• Problem description
Pull every line with "Management" from the entries below.

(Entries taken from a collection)
================================

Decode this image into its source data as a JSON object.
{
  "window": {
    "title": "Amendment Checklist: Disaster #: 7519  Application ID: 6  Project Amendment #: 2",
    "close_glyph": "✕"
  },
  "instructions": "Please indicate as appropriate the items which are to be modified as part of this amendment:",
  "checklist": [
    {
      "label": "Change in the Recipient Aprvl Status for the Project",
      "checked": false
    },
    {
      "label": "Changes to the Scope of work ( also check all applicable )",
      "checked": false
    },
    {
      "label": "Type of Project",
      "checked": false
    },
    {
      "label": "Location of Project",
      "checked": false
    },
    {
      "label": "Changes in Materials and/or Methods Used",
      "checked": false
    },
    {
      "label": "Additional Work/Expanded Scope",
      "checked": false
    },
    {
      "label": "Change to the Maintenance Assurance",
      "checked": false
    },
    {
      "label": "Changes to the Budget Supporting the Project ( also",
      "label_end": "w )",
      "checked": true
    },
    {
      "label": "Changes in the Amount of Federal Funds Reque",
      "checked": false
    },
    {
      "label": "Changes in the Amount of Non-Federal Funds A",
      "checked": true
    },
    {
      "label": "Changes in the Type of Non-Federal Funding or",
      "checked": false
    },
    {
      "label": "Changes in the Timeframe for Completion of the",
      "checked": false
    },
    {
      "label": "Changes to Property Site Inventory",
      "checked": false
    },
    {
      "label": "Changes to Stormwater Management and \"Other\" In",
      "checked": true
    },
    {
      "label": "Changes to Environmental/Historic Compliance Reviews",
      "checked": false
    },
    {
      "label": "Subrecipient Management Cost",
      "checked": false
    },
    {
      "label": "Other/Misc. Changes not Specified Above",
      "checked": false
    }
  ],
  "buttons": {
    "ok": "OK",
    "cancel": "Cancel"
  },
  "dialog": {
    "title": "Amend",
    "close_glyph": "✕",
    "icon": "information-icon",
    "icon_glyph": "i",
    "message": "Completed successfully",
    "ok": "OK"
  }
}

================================

• Completed exercise
      "label": "Changes to Stormwater Management and \"Other\" In",
      "label": "Subrecipient Management Cost",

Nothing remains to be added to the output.